#### DATA TO EXAMINE

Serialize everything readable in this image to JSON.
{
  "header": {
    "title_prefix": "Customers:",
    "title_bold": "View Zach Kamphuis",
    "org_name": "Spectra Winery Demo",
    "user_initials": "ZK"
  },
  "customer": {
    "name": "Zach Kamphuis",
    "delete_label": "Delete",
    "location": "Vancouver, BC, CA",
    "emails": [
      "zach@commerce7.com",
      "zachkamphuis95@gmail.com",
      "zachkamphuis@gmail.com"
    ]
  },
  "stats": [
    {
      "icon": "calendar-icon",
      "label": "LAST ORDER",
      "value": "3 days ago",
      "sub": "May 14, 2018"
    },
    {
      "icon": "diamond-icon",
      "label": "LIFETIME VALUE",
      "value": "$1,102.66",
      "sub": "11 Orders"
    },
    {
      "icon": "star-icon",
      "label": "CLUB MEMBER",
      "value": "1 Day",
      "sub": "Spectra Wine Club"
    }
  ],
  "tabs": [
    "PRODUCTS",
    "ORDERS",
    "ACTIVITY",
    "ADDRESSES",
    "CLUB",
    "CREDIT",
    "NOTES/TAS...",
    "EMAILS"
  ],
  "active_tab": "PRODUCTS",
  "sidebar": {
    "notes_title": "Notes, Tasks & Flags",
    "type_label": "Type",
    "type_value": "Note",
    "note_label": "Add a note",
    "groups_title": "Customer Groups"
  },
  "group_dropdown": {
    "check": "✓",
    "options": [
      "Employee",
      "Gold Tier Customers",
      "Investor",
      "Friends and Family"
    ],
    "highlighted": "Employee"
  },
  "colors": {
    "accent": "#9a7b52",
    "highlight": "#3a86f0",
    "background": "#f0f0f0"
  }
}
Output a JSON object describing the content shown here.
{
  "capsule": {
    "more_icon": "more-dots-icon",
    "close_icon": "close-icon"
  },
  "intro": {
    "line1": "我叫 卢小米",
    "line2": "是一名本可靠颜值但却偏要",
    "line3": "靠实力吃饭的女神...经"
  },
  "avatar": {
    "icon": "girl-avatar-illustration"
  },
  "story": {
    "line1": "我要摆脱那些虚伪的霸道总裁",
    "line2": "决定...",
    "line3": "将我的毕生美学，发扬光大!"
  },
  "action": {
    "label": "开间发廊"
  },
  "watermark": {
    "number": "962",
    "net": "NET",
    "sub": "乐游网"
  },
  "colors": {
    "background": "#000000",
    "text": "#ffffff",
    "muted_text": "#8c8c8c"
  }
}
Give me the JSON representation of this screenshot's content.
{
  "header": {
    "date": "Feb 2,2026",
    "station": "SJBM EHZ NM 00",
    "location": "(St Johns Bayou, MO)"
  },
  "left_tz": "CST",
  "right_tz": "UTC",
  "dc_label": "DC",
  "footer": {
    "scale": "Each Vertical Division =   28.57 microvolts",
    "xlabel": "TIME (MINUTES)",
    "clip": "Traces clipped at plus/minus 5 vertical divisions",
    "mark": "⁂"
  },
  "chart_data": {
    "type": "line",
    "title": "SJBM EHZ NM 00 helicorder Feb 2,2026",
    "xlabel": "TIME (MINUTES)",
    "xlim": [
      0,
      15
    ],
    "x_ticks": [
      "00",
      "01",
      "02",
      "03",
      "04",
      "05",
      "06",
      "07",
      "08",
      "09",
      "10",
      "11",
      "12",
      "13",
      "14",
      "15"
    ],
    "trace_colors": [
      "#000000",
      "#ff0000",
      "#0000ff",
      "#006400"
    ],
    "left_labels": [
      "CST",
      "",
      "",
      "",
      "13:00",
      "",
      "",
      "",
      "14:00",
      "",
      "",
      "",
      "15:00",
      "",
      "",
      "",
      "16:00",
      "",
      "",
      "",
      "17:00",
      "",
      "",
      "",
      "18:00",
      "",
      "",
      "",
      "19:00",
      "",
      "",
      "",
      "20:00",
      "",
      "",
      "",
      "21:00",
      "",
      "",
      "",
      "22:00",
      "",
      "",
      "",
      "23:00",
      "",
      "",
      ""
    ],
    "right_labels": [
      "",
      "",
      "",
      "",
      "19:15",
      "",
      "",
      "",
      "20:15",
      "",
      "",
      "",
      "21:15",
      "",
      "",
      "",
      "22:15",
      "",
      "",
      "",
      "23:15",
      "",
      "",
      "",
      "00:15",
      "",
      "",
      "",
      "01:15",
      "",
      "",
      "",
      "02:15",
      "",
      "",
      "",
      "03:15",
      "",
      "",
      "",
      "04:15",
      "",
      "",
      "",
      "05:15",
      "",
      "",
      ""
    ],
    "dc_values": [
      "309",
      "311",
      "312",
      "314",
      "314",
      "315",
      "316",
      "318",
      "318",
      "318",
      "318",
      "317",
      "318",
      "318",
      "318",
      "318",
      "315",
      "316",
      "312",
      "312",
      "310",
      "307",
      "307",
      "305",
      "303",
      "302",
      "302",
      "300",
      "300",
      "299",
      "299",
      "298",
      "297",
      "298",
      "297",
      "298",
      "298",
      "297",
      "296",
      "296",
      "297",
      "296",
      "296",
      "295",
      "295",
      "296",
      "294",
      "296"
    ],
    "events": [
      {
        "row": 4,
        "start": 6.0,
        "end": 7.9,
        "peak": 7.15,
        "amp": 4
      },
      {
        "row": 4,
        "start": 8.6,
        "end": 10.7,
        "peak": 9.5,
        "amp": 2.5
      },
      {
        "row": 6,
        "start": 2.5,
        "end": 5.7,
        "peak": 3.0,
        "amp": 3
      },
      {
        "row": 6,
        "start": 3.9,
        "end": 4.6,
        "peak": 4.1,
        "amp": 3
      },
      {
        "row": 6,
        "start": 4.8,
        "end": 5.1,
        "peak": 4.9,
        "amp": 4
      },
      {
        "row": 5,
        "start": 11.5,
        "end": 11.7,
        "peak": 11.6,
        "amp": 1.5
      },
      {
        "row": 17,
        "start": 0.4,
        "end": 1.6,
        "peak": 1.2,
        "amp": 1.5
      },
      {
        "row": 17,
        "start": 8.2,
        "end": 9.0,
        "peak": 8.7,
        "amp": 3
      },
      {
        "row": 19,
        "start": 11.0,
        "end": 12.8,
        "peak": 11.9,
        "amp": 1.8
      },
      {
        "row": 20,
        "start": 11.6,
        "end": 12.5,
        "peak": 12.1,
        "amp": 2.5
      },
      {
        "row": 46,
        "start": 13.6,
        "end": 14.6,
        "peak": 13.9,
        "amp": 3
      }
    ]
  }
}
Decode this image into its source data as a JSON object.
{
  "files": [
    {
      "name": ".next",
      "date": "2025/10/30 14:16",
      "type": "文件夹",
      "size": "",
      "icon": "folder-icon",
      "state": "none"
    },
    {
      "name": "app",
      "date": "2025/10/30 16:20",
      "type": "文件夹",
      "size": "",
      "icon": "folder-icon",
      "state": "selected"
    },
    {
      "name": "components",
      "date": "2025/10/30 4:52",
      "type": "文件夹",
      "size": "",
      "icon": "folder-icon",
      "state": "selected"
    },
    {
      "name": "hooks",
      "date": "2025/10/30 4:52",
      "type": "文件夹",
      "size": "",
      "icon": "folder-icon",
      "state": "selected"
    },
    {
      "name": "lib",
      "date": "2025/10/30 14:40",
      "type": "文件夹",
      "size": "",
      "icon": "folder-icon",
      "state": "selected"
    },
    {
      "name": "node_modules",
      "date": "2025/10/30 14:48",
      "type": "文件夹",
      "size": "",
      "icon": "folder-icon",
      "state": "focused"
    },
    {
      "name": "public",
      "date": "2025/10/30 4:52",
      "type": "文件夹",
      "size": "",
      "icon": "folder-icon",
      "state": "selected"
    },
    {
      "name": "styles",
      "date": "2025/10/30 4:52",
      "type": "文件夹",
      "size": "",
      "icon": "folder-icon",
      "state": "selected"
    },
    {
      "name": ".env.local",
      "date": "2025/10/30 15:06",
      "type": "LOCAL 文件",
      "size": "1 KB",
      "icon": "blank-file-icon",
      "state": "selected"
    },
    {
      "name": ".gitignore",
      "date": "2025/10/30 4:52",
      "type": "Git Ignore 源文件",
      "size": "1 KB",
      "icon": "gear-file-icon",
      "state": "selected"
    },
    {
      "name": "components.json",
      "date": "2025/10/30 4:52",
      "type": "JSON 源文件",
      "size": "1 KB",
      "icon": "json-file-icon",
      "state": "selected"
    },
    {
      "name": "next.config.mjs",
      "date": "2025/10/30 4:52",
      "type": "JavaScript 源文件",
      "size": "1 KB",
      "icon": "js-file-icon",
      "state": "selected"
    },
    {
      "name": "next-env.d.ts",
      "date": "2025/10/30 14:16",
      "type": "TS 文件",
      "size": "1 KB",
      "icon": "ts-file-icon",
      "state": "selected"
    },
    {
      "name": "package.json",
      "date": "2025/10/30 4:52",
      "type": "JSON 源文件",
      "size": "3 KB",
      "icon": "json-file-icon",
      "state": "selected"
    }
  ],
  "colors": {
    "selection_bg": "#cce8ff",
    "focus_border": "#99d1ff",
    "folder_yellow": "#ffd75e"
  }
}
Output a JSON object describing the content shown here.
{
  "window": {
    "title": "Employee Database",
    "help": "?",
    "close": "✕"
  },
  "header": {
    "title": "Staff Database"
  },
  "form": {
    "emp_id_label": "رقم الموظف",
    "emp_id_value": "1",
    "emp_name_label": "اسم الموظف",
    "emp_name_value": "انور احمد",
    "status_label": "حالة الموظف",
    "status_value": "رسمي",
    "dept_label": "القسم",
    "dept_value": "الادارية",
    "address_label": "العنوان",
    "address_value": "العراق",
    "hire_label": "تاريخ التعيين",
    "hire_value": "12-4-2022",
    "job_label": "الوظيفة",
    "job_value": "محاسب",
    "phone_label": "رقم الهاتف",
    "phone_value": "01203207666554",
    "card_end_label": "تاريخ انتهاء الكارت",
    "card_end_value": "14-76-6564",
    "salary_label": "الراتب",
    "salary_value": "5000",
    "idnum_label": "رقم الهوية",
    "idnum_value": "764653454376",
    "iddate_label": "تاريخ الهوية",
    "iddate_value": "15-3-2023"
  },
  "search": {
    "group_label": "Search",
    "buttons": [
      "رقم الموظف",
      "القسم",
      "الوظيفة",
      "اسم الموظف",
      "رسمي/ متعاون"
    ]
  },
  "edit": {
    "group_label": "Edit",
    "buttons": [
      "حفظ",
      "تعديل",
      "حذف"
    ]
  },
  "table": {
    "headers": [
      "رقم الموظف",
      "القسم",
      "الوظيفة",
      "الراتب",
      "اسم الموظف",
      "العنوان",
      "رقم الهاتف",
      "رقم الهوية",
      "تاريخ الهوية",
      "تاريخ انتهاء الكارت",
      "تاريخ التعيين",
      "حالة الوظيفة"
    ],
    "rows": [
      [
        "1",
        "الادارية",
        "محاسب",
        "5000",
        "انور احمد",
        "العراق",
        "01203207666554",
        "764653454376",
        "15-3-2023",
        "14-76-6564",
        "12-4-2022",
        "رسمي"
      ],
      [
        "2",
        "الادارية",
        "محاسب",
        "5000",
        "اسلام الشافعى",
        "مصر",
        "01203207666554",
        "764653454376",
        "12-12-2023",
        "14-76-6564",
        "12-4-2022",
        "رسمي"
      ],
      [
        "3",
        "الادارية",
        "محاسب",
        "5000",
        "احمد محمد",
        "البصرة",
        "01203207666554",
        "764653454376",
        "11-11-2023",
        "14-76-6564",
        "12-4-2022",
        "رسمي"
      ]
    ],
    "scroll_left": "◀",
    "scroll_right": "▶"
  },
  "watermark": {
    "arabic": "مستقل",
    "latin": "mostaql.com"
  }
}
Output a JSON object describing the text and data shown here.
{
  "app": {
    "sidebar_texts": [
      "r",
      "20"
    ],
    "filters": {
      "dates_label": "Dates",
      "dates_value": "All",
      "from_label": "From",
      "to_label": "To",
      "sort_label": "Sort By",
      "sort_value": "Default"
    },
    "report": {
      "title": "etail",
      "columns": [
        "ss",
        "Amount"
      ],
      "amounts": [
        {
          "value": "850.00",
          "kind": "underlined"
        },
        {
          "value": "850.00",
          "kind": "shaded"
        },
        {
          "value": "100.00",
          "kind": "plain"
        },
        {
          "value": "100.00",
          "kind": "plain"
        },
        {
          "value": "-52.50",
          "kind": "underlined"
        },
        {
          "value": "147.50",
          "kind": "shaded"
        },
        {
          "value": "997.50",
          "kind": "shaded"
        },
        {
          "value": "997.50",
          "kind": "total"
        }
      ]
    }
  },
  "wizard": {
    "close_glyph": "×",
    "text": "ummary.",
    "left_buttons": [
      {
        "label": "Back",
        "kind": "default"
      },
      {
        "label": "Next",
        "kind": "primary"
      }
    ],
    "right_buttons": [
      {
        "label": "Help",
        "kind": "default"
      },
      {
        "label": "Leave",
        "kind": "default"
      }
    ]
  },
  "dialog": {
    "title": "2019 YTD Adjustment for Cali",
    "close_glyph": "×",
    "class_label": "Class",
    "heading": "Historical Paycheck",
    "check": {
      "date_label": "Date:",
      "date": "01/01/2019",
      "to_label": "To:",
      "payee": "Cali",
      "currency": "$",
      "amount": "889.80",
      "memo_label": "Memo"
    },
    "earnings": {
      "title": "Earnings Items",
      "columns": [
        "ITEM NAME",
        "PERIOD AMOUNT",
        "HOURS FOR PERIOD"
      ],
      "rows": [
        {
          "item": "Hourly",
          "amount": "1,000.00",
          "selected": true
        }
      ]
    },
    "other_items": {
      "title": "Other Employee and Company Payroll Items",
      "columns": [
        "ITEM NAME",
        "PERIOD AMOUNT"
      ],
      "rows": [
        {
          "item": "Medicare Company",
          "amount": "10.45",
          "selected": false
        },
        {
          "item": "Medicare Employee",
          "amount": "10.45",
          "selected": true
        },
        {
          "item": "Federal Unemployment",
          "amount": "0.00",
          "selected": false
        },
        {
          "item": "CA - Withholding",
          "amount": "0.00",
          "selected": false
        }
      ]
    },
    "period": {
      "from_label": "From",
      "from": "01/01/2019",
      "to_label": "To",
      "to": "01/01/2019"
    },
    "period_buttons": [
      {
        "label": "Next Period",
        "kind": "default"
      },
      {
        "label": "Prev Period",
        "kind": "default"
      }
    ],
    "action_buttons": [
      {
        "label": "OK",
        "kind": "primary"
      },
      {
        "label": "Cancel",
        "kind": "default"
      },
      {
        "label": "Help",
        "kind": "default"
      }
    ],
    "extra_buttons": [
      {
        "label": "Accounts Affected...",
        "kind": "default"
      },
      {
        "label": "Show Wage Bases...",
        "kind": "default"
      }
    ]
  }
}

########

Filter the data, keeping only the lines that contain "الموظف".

* RESPONSE AREA
    "emp_id_label": "رقم الموظف",
    "emp_name_label": "اسم الموظف",
    "status_label": "حالة الموظف",
      "رقم الموظف",
      "اسم الموظف",
      "رقم الموظف",
      "اسم الموظف",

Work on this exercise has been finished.